Exercise description ▸
Please return every entry below exactly as written, without any of its pictures.

Dataset extract ▸
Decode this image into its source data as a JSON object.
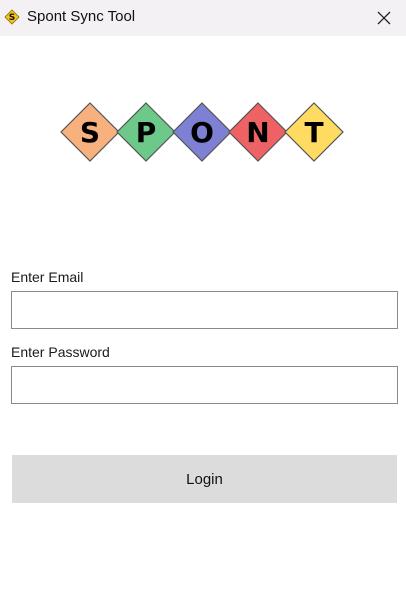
{
  "window": {
    "title": "Spont Sync Tool",
    "app_icon_letter": "S",
    "close_icon": "close-icon"
  },
  "logo": {
    "letters": [
      {
        "char": "S",
        "color": "#f6b17f"
      },
      {
        "char": "P",
        "color": "#6cc98a"
      },
      {
        "char": "O",
        "color": "#7d80d3"
      },
      {
        "char": "N",
        "color": "#ee6266"
      },
      {
        "char": "T",
        "color": "#ffdb62"
      }
    ]
  },
  "form": {
    "email_label": "Enter Email",
    "email_value": "",
    "password_label": "Enter Password",
    "password_value": "",
    "login_label": "Login"
  },
  "colors": {
    "titlebar_bg": "#f3f1f3",
    "button_bg": "#dcdcdc",
    "input_border": "#8a8a8a",
    "app_icon_bg": "#f5c518"
  }
}
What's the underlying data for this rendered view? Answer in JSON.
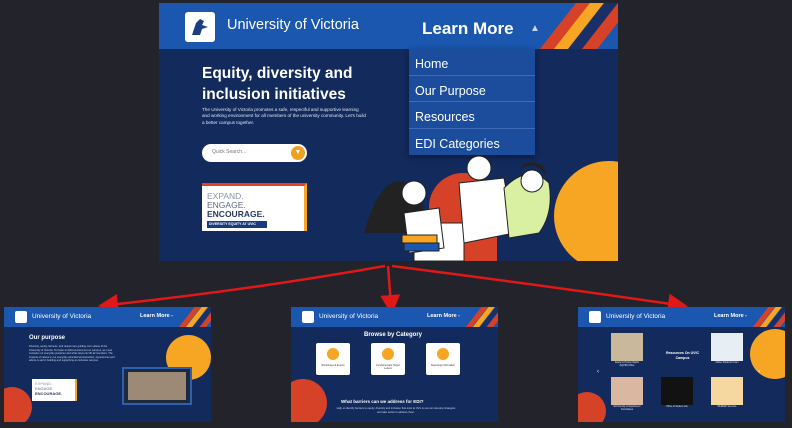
{
  "main": {
    "brand": "University of Victoria",
    "learn_more": "Learn More",
    "menu": [
      "Home",
      "Our Purpose",
      "Resources",
      "EDI Categories"
    ],
    "title_line1": "Equity, diversity and",
    "title_line2": "inclusion initiatives",
    "paragraph": "The University of Victoria promotes a safe, respectful and supportive learning and working environment for all members of the university community. Let's build a better campus together.",
    "search_placeholder": "Quick Search...",
    "card": {
      "line1": "EXPAND.",
      "line2": "ENGAGE.",
      "line3": "ENCOURAGE.",
      "tag": "DIVERSITY EQUITY AT UVIC"
    }
  },
  "sub_purpose": {
    "brand": "University of Victoria",
    "learn_more": "Learn More -",
    "title": "Our purpose",
    "text": "Diversity, equity, fairness, and respect are guiding core values of the University of Victoria. To foster an EDI environment on campus, we must consider our everyday practices and what steps can lift all members. The impacts of values in our everyday educational interaction, experiences and advice to aid in building and supporting an inclusive campus.",
    "card": {
      "line1": "EXPAND.",
      "line2": "ENGAGE.",
      "line3": "ENCOURAGE."
    }
  },
  "sub_browse": {
    "brand": "University of Victoria",
    "learn_more": "Learn More -",
    "title": "Browse by Category",
    "categories": [
      "Workshops & Events",
      "Fundamentals Target Letters",
      "Reporting Information"
    ],
    "question": "What barriers can we address for EDI?",
    "text": "Help us identify barriers to equity, diversity and inclusion that exist at UVic so we can develop strategies and take action to address them."
  },
  "sub_resources": {
    "brand": "University of Victoria",
    "learn_more": "Learn More -",
    "center_label": "Resources On UVIC Campus",
    "items": [
      "Equity & Human Rights (EQHR) Office",
      "Native Students Union",
      "EDI Faculty & Department Committees",
      "Office of Student Life",
      "Multifaith Services"
    ]
  },
  "colors": {
    "navy": "#122a5c",
    "header_blue": "#1b57ae",
    "orange": "#f6a623",
    "red": "#d64228"
  }
}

Expected answer ▸
Decode this image into its source data as a JSON object.
{
  "window": {
    "title": "Spont Sync Tool",
    "app_icon_letter": "S",
    "close_icon": "close-icon"
  },
  "logo": {
    "letters": [
      {
        "char": "S",
        "color": "#f6b17f"
      },
      {
        "char": "P",
        "color": "#6cc98a"
      },
      {
        "char": "O",
        "color": "#7d80d3"
      },
      {
        "char": "N",
        "color": "#ee6266"
      },
      {
        "char": "T",
        "color": "#ffdb62"
      }
    ]
  },
  "form": {
    "email_label": "Enter Email",
    "email_value": "",
    "password_label": "Enter Password",
    "password_value": "",
    "login_label": "Login"
  },
  "colors": {
    "titlebar_bg": "#f3f1f3",
    "button_bg": "#dcdcdc",
    "input_border": "#8a8a8a",
    "app_icon_bg": "#f5c518"
  }
}
What's the underlying data for this rendered view? Answer in JSON.
{
  "main": {
    "brand": "University of Victoria",
    "learn_more": "Learn More",
    "menu": [
      "Home",
      "Our Purpose",
      "Resources",
      "EDI Categories"
    ],
    "title_line1": "Equity, diversity and",
    "title_line2": "inclusion initiatives",
    "paragraph": "The University of Victoria promotes a safe, respectful and supportive learning and working environment for all members of the university community. Let's build a better campus together.",
    "search_placeholder": "Quick Search...",
    "card": {
      "line1": "EXPAND.",
      "line2": "ENGAGE.",
      "line3": "ENCOURAGE.",
      "tag": "DIVERSITY EQUITY AT UVIC"
    }
  },
  "sub_purpose": {
    "brand": "University of Victoria",
    "learn_more": "Learn More -",
    "title": "Our purpose",
    "text": "Diversity, equity, fairness, and respect are guiding core values of the University of Victoria. To foster an EDI environment on campus, we must consider our everyday practices and what steps can lift all members. The impacts of values in our everyday educational interaction, experiences and advice to aid in building and supporting an inclusive campus.",
    "card": {
      "line1": "EXPAND.",
      "line2": "ENGAGE.",
      "line3": "ENCOURAGE."
    }
  },
  "sub_browse": {
    "brand": "University of Victoria",
    "learn_more": "Learn More -",
    "title": "Browse by Category",
    "categories": [
      "Workshops & Events",
      "Fundamentals Target Letters",
      "Reporting Information"
    ],
    "question": "What barriers can we address for EDI?",
    "text": "Help us identify barriers to equity, diversity and inclusion that exist at UVic so we can develop strategies and take action to address them."
  },
  "sub_resources": {
    "brand": "University of Victoria",
    "learn_more": "Learn More -",
    "center_label": "Resources On UVIC Campus",
    "items": [
      "Equity & Human Rights (EQHR) Office",
      "Native Students Union",
      "EDI Faculty & Department Committees",
      "Office of Student Life",
      "Multifaith Services"
    ]
  },
  "colors": {
    "navy": "#122a5c",
    "header_blue": "#1b57ae",
    "orange": "#f6a623",
    "red": "#d64228"
  }
}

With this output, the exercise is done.